On Sat, 12 Nov 2016 09:04:01 -0800 (PST), James Hawes
<email@example.com> declaimed the following:
Presently I'm attempting to wire up 6 Grove buttons that perform various
functions. As I am in need of having other components (and therefore
require the other grove ports), I thought I could use a Grove I2c Hub to
connect my buttons and code the interactions. I can get the components to
work, but I can't seem to figure out how to code it in a way that allows me
to write functionality per button. I'm fairly certain I know why, as my
python code is simply going after specific pins, but does anybody have an
idea on how I could go about doing this cleanly?
The buttons are simple GPIO devices; they are not software addressable.
I2C is a protocol where devices have addresses, but share the same
wiring. When communicating with the devices, the host sends the address as
a bit-stream followed by a command. All the devices on the line are reading
the bit-stream but they only respond if the address is the one assigned to
Perhaps there is a better way to handle this type of thing?
In direct usage, you'd need 6 GPIO pins to read 6 buttons. You might be
able to reduce that to 5 GPIO if you matrix the buttons and perform
B1 B2 B3 <> GPIO "1out"
B4 B5 B6 <> GPIO "2out"
3 4 5
i i i
n n n
Assume you have pull-up resistors on the three input lines. You'd set 1out
low and 2out high, then read 3in/4in/5in; any pin that comes back low means
the button in that column and 1out row was pressed. Then you set 1out high
and 2out low and reread the pins to find if any in the 2out row are
pressed. Never set both 1out and 2out low at the same time as you can't
tell which button is pressed in the column. You could also put the pull-ups
on the rows, change the rows to input pins, and change the columns to
output pins. You then would cycle LHH, HLH, HHL on the columns, while
reading the row pins to determine which button was pressed.
Using 6 GPIO would let you matrix a 3x3 set of buttons. But at that point
you might want to locate an actual I2C 4x4 keyboard -- or an I2C interface

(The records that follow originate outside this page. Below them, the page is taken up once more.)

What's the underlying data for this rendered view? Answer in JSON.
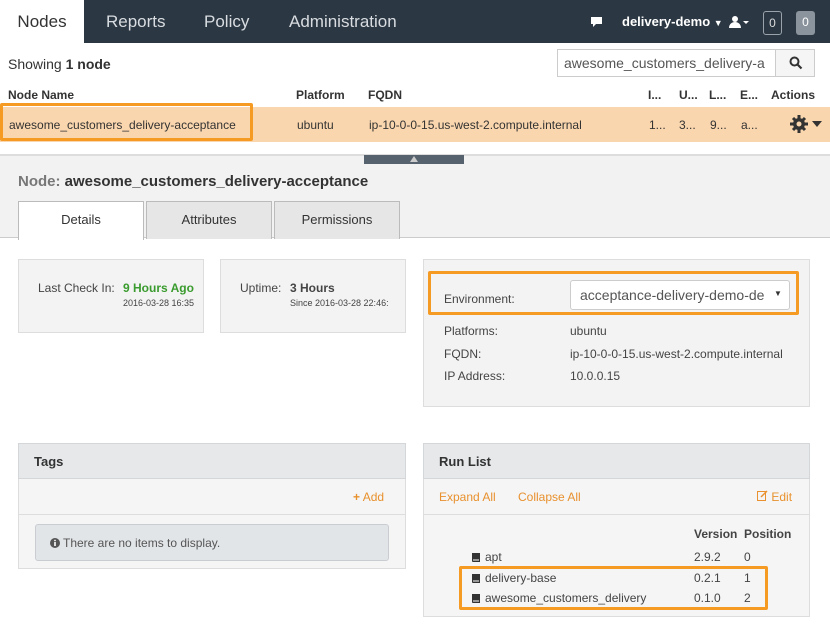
{
  "nav": {
    "tabs": [
      "Nodes",
      "Reports",
      "Policy",
      "Administration"
    ],
    "org": "delivery-demo",
    "counter_a": "0",
    "counter_b": "0"
  },
  "listing": {
    "showing_prefix": "Showing",
    "showing_count": "1 node",
    "search_value": "awesome_customers_delivery-a",
    "columns": [
      "Node Name",
      "Platform",
      "FQDN",
      "I...",
      "U...",
      "L...",
      "E...",
      "Actions"
    ],
    "row": {
      "name": "awesome_customers_delivery-acceptance",
      "platform": "ubuntu",
      "fqdn": "ip-10-0-0-15.us-west-2.compute.internal",
      "c1": "1...",
      "c2": "3...",
      "c3": "9...",
      "c4": "a..."
    }
  },
  "detail": {
    "title_label": "Node:",
    "title_value": "awesome_customers_delivery-acceptance",
    "tabs": [
      "Details",
      "Attributes",
      "Permissions"
    ],
    "checkin": {
      "label": "Last Check In:",
      "value": "9 Hours Ago",
      "date": "2016-03-28 16:35"
    },
    "uptime": {
      "label": "Uptime:",
      "value": "3 Hours",
      "since": "Since 2016-03-28 22:46:"
    },
    "environment": {
      "label": "Environment:",
      "value": "acceptance-delivery-demo-de"
    },
    "platforms": {
      "label": "Platforms:",
      "value": "ubuntu"
    },
    "fqdn": {
      "label": "FQDN:",
      "value": "ip-10-0-0-15.us-west-2.compute.internal"
    },
    "ip": {
      "label": "IP Address:",
      "value": "10.0.0.15"
    }
  },
  "tags": {
    "title": "Tags",
    "add_label": "Add",
    "empty_text": "There are no items to display."
  },
  "runlist": {
    "title": "Run List",
    "expand_all": "Expand All",
    "collapse_all": "Collapse All",
    "edit_label": "Edit",
    "col_version": "Version",
    "col_position": "Position",
    "items": [
      {
        "name": "apt",
        "version": "2.9.2",
        "position": "0"
      },
      {
        "name": "delivery-base",
        "version": "0.2.1",
        "position": "1"
      },
      {
        "name": "awesome_customers_delivery",
        "version": "0.1.0",
        "position": "2"
      }
    ]
  },
  "colors": {
    "topbar": "#2b3743",
    "highlight": "#f59a23",
    "selected_row": "#fad6ae",
    "green": "#3a9b2e",
    "link": "#e8912e"
  }
}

to a regular 4x4 keyboard
(obviously the code is Arduino biased, but the pinout of the chip is
compatible. Though the chip is obsolete at Mouser)